One classic machaloket between the students of these two prodigious Sages is found in Ketubot 16b-17a regarding whether a person can bend the truth in order to save someone from embarrassment and tell an unattractive bride on her wedding day that she is beautiful.  While Beit Shammai prohibited such behavior, Beit Hillel allowed it.

When competitors’ primary skills are essentially equivalent, we then use additional criteria as the tiebreaker.  In sports, it may be the person to whom teammates respond better. In the case of Jewish leadership, we learn from Hillel that being gentler and more patient are extremely important traits to inspire others to observe Jewish tradition.

While teammates have the same goal of putting the best interests of the team before their own personal accomplishments, inevitably, a competition exists.  When competing for a place on the roster, playing time, or a record, it should be done in a fair and friendly way in the same manner as done by Gale Sayers and Brian Piccolo.  These are important expressions of sportsmanship.
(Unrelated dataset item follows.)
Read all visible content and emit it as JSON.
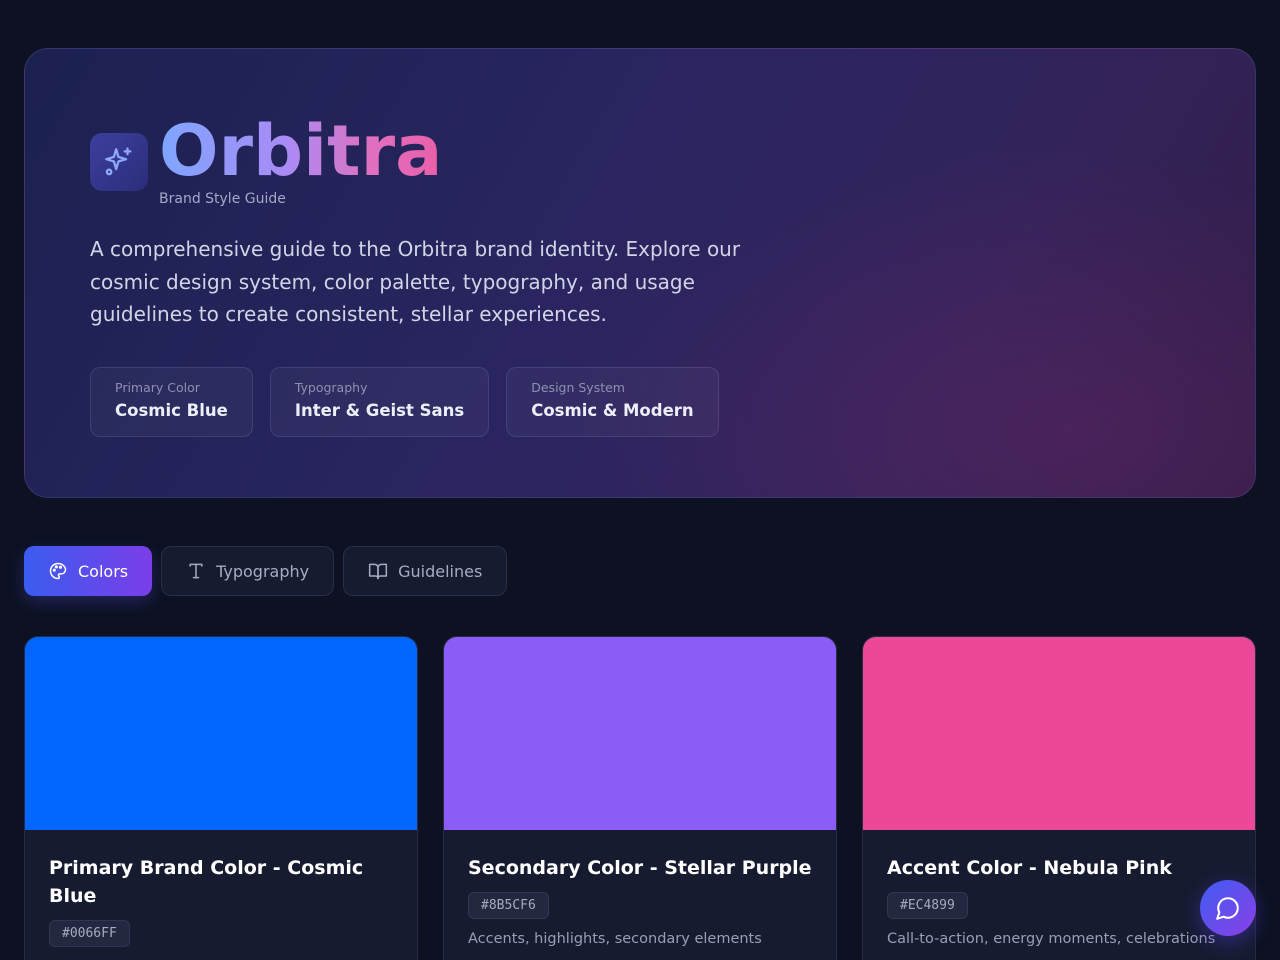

Rabbis (and other Torah teachers) are also “teammates” in that they all have the same common goal of transmitting Torah to others.  Accordingly, when they compete, it should be strictly L’Shem Shamayim – – for the sake of Heaven (Pirkei Avot 5:20).  The “competing” students of Torah should be sure to express only great Derekh Eretz v’Khavod to one another. We should take a lesson from the Tannaim Hillel and Shammai and their students who engaged in machalokot (disputes/disagreements) only in order to elucidate the Halakha in select situations for the benefit of all Jews.